Additionally, everyone says that, in this industry, we can’t just be order takers anymore. Selling experiences and solutions should be put above moving boxes and doors. A selling experience should feel like the beginning of a great relationship, not a transaction, and IKEA does this beautifully.
Sure, IKEA sells particle board stuff built by the lowest bidder that has to be put together by the end user. However, IKEA is building deep relationships with their customers but in a different way than we do.
They start with the store experience. By way of their store set up, they take the intimidation out of getting design right. A complete novice can easily understand why this lamp plays well with that carpet and that modern couch. They make customers feel like an expert without saying a word.
Then the customer gets home and has to put it all together. You might think this is a pain, but the people who want this stuff don’t think so. The end user, by way of assembling, has become not only deeply invested in the design considerations of the space, but deeply invested in actually building the thing.
I’m not suggesting that we all get 100,000-sq.-ft. showrooms and try to create the design play land that they have. I do think that we should step back and think of even more innovative ways we can get our clients more involved and invested in design.
How can you do this? Perhaps host a cooking or wine event in your showroom. Make a fun afternoon out of picking out granite. Maybe you could do a “kitchen tour” or architecture tour a few times a year to get customers interested.
PUSHING THE TECH
IKEA is ahead of the curve in other tech aspects as well. IKEA was one of the first lighting retailers to abandon incandescent light bulbs. For years before they were commonplace, they sold only LED lights. That’s about as techy as IKEA got…until recently.
Realizing that many consumers want their homes to work more like their smartphones, IKEA has gotten into the smart home game. It recently announced a line of smart home products, starting with smart lights. These are lights that can be controlled by wireless switches. The color temperature can be changed and the lights can also be controlled with your phone.

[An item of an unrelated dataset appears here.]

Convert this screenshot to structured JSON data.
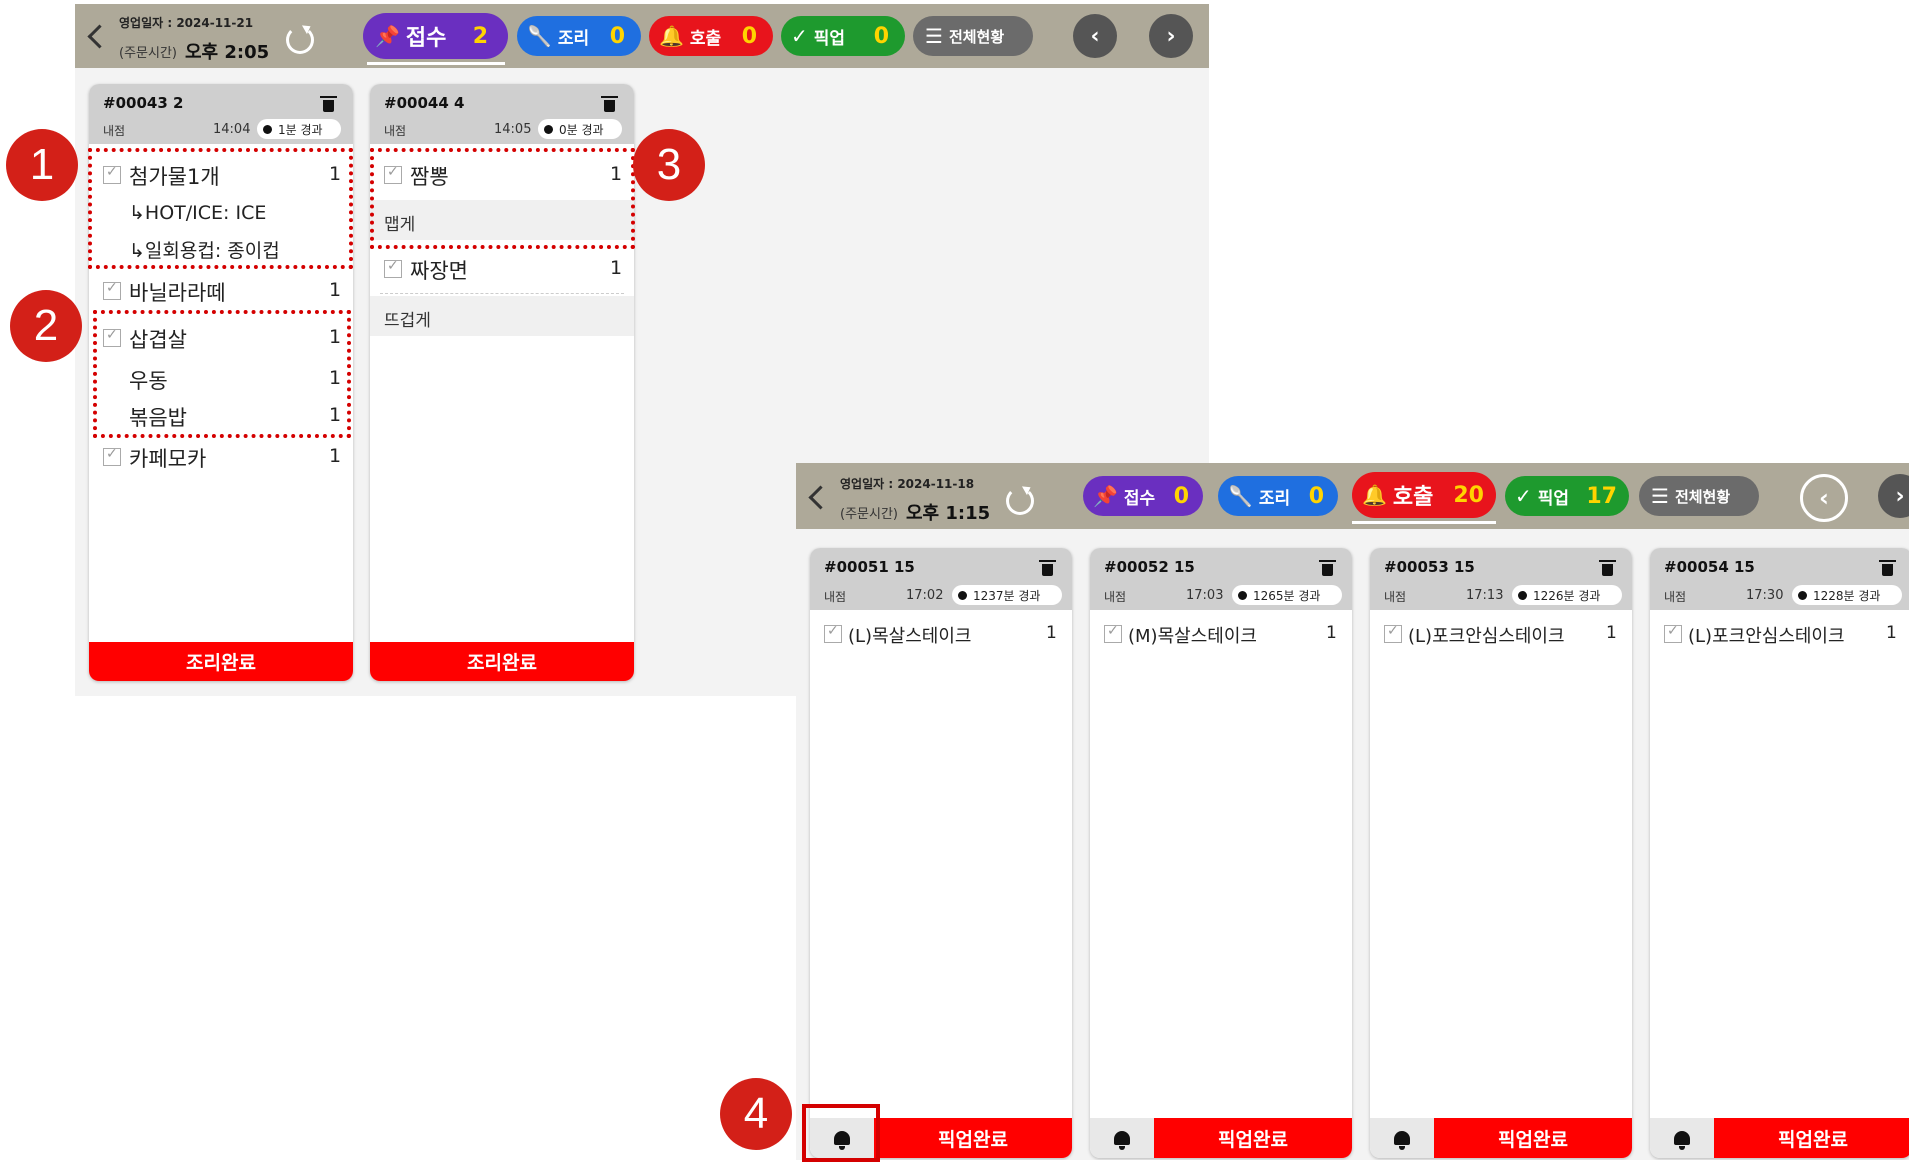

In typical IKEA fashion, these are inexpensive to own, easy to setup and, by all accounts, a delight to use. People clearly want this tech, but right now it’s not that approachable or even available. IKEA is going to change that.
Just like it changed the direction of good, modern design, it’ll do the same for people’s demand for technology in the home.
I believe this absolutely validates the coming consumer demand for this technology. But what is IKEA really selling here? Technology? No, it’s selling a solution. IKEA is selling something that a customer will interact with, and be delighted by every time they remember they can turn the lights off or lock their doors when they’re away.
As designers, we can be a part of that delight and that solution as well. I encourage you all to head down to your local big box electronics retailer and get a smart home device. Get it home, try it. Whatever you think of it, know that the demand is coming for this stuff. If you’re going to be a design “solutions and experience” provider, you’re going to need to learn as much as you can about this stuff soon! ▪